#### EXERCISE
Skip the images and return the records below exactly.

# # # # # # #

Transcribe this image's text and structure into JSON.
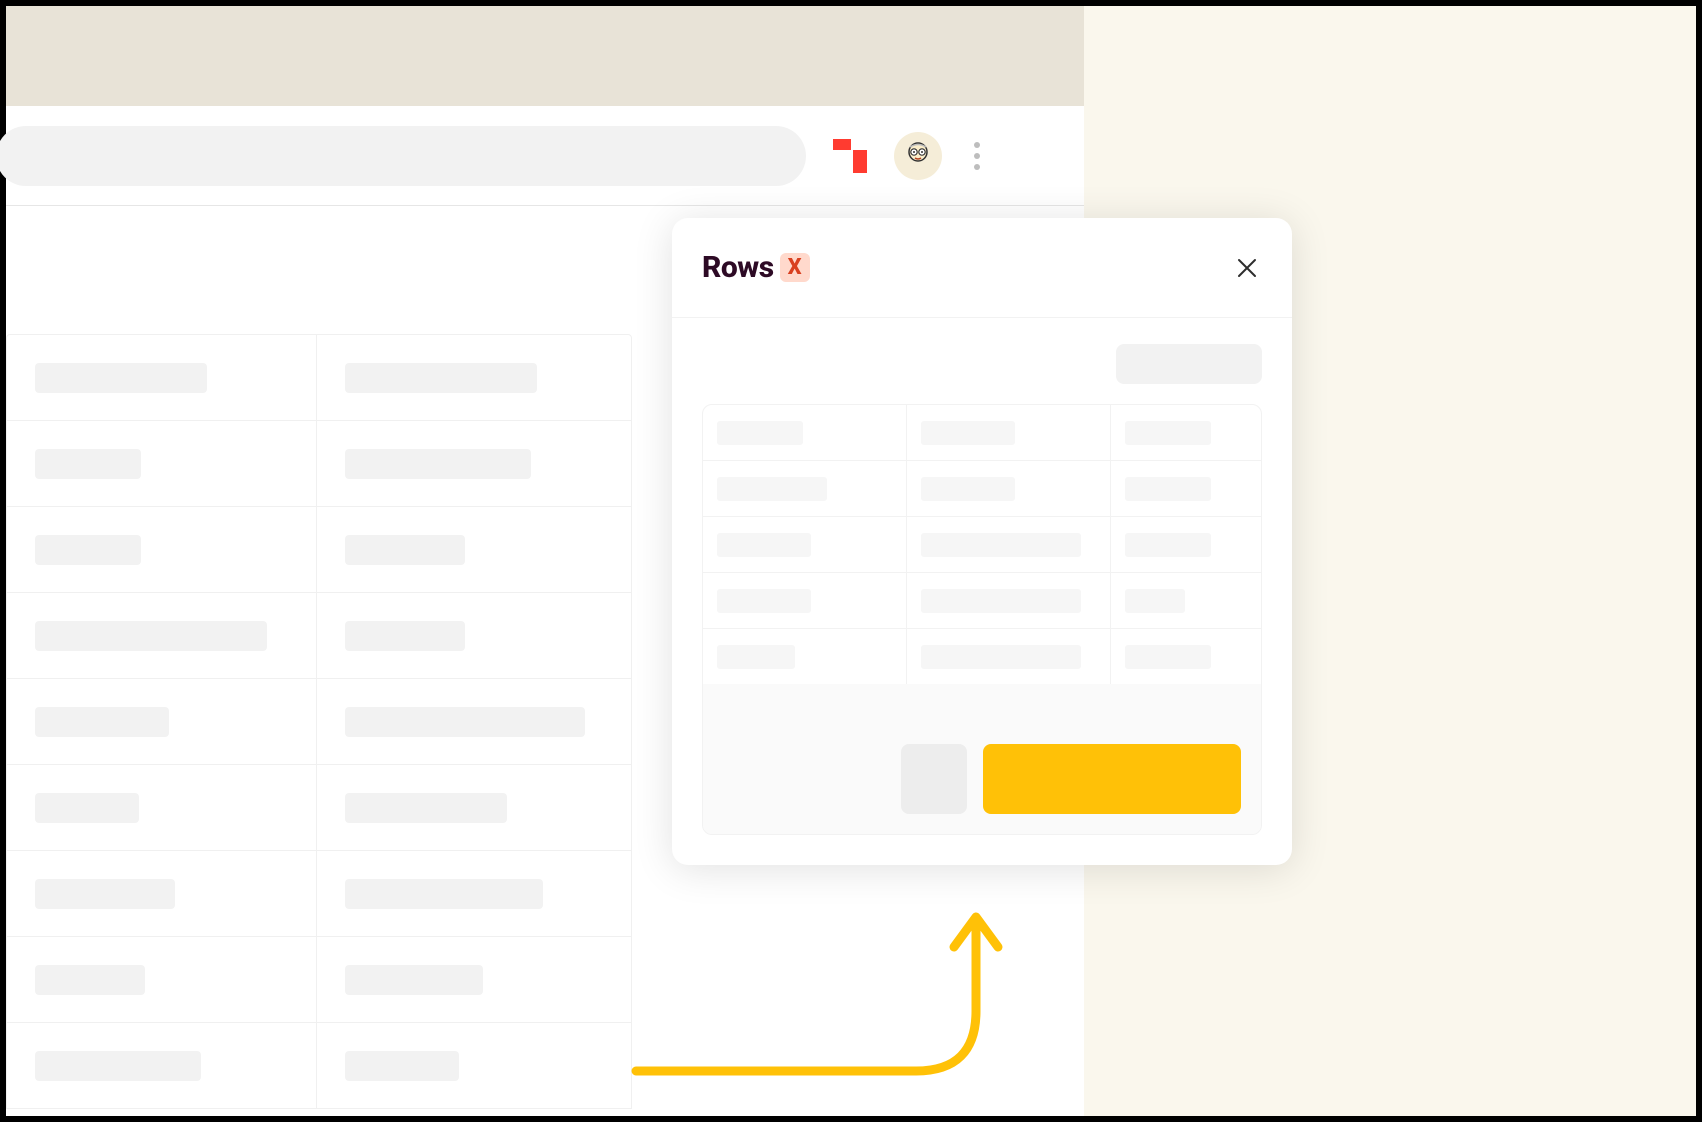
{
  "popup": {
    "title": "Rows",
    "badge": "X"
  },
  "colors": {
    "accent_yellow": "#ffc107",
    "brand_red": "#ff3b30",
    "badge_bg": "#ffd9cc",
    "badge_fg": "#d94020"
  },
  "bg_table": {
    "rows": [
      {
        "c1_width": 172,
        "c2_width": 192
      },
      {
        "c1_width": 106,
        "c2_width": 186
      },
      {
        "c1_width": 106,
        "c2_width": 120
      },
      {
        "c1_width": 232,
        "c2_width": 120
      },
      {
        "c1_width": 134,
        "c2_width": 240
      },
      {
        "c1_width": 104,
        "c2_width": 162
      },
      {
        "c1_width": 140,
        "c2_width": 198
      },
      {
        "c1_width": 110,
        "c2_width": 138
      },
      {
        "c1_width": 166,
        "c2_width": 114
      }
    ]
  },
  "mini_table": {
    "rows": [
      {
        "c1": 86,
        "c2": 94,
        "c3": 86
      },
      {
        "c1": 110,
        "c2": 94,
        "c3": 86
      },
      {
        "c1": 94,
        "c2": 160,
        "c3": 86
      },
      {
        "c1": 94,
        "c2": 160,
        "c3": 60
      },
      {
        "c1": 78,
        "c2": 160,
        "c3": 86
      }
    ]
  }
}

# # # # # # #

#### ANSWER TO THE PROBLEM
Transcribe this image's text and structure into JSON.
{
  "popup": {
    "title": "Rows",
    "badge": "X"
  },
  "colors": {
    "accent_yellow": "#ffc107",
    "brand_red": "#ff3b30",
    "badge_bg": "#ffd9cc",
    "badge_fg": "#d94020"
  },
  "bg_table": {
    "rows": [
      {
        "c1_width": 172,
        "c2_width": 192
      },
      {
        "c1_width": 106,
        "c2_width": 186
      },
      {
        "c1_width": 106,
        "c2_width": 120
      },
      {
        "c1_width": 232,
        "c2_width": 120
      },
      {
        "c1_width": 134,
        "c2_width": 240
      },
      {
        "c1_width": 104,
        "c2_width": 162
      },
      {
        "c1_width": 140,
        "c2_width": 198
      },
      {
        "c1_width": 110,
        "c2_width": 138
      },
      {
        "c1_width": 166,
        "c2_width": 114
      }
    ]
  },
  "mini_table": {
    "rows": [
      {
        "c1": 86,
        "c2": 94,
        "c3": 86
      },
      {
        "c1": 110,
        "c2": 94,
        "c3": 86
      },
      {
        "c1": 94,
        "c2": 160,
        "c3": 86
      },
      {
        "c1": 94,
        "c2": 160,
        "c3": 60
      },
      {
        "c1": 78,
        "c2": 160,
        "c3": 86
      }
    ]
  }
}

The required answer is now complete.